I purchased the cheapest cable actuated disk brake caliper and rotor set I could find on ebay ($50) and then had to figure out how to mount the caliper. After a bit of thought, I eventually decided to keep it classy and not weld the entire thing directly to the bike frame.
Disk brake calipers are mounted using two screws, hopefully with lock washers to make sure they don’t come out. M6 SHCS (Socket Head Cap Screw), typically 1.0 thread pitch and 18mm long)
Although my bike frame did not have built-in holes for a disk brake caliper, it did have some threaded M6 holes for other purposes (racks/mudguards, etc..), so I could use one of those, and only had to add a 2nd mounting hole at exactly the right place.
From chopping apart a lot of bike frames, I had some spare steel, and one of the spare front forks also had an M6 hole tapped into it, so I didn’t even have to drill and tap the 2nd hole. I used a cut-off wheel on an angle grinder to liberate the hole and surrounding steel, then screwed it to the 2nd hole in the caliper, using the caliper body itself to hold the steel piece in place while I welded it. (The caliper also has two screws that adjust the body slightly, so the weld doesn’t have to be 100% perfect…)

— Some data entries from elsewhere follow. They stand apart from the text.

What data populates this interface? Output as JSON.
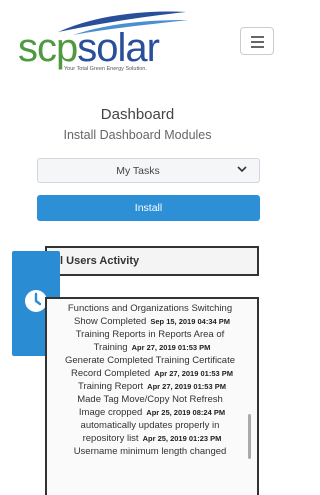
{
  "brand": {
    "logo_scp": "scp",
    "logo_solar": "solar",
    "tagline": "Your Total Green Energy Solution.",
    "colors": {
      "green": "#4e9a3e",
      "blue": "#2a4f9a",
      "accent": "#2d8fd6"
    }
  },
  "header": {
    "menu_icon": "hamburger-icon"
  },
  "page": {
    "title": "Dashboard",
    "subtitle": "Install Dashboard Modules"
  },
  "module_select": {
    "value": "My Tasks"
  },
  "install_label": "Install",
  "activity": {
    "heading": "ll Users Activity",
    "items": [
      {
        "text": "Functions and Organizations Switching",
        "date": ""
      },
      {
        "text": "Show Completed",
        "date": "Sep 15, 2019 04:34 PM"
      },
      {
        "text": "Training Reports in Reports Area of",
        "date": ""
      },
      {
        "text": "Training",
        "date": "Apr 27, 2019 01:53 PM"
      },
      {
        "text": "Generate Completed Training Certificate",
        "date": ""
      },
      {
        "text": "Record Completed",
        "date": "Apr 27, 2019 01:53 PM"
      },
      {
        "text": "Training Report",
        "date": "Apr 27, 2019 01:53 PM"
      },
      {
        "text": "Made Tag Move/Copy Not Refresh",
        "date": ""
      },
      {
        "text": "Image cropped",
        "date": "Apr 25, 2019 08:24 PM"
      },
      {
        "text": "automatically updates properly in",
        "date": ""
      },
      {
        "text": "repository list",
        "date": "Apr 25, 2019 01:23 PM"
      },
      {
        "text": "Username minimum length changed",
        "date": ""
      }
    ]
  }
}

Getting the small piece of steel, and cleaning off all the excess paint to get the parts ready to weld took a lot longer than actually doing the small weld. (I could have brazed the two together, but since I have the welder just sitting there, and the welded joint will be stronger, always important for brakes…)
Of course, because the brake caliper itself has M6 threaded holes, you don’t want the holes on the frame to ALSO be threaded (because then you can’t use the screws to tighten the caliper to the frame of the bike effectively) so after I had the holes positioned where I wanted them, I used a drill bit to ream the threads out of the holes on the frame. (N.B….never use a drill bit as a reamer…unless you don’t have a reamer….)
I needed a place to mount the back of my rain cover on the bike. I also needed a place to place my electric motor controller bag. I solved both problems with left over bike parts. This “rack” is made out of the top half of an unused fork welded together. I cut a 1 and 1/8″ hole in it to go over the bottom of my seat down tube. I also put a few weld nuts I had laying around on the top of it, just in case I need to mount something else securely to it.
This is a Chinese generic hub motor, controller, LCD display that includes speedometer and odometer, along with a “water bottle” style 36v 10aH Li-Ion battery pack. The motor claims to be 500 watts, and the battery claims to be able to provide 540 watts (15 amps * 36 volts), but on steep hills I have to petal a bit myself to maintain speed. On level ground it can get the bike up to a scary enough 10 mph by itself, and I expect it will fulfill its purpose of making my commute into less of a taxing workout of lugging the monster bike up the big hill…
One of my relatives makes a large number of gingerbread houses for all the kids (and me!) to decorate for the holidays. They have been cutting the house panels out of rolled gingerbread dough using a knife and paper templates. I volunteered to make them some custom cookie cutters, as the three panels (2x roof, 2x wall, 2x end pieces) are geometrically very simple (two rectangles, and a triangle sitting on top of a rectangle.)
I bought some 1/2″ angle aluminum at the the big box (I would have preferred 3/4″…but they didn’t stock it…), along with some aluminum “welding rod” which is really a Continue reading
This is the completed steering linkage for Ugly Trike. I constructed both the Akerman correction tie rod and the steering linkage drag arm from a steel shower shelving unit rod and 1/4″ rod end bearings from vxb.com. The rod end bearings are the “correct” solution, but the ones I purchased from vxb.com were annoying because Continue reading
This is ugly trike. In total, I used parts from four different used bikes to assemble it. Here are two of the frames that I welded together Continue reading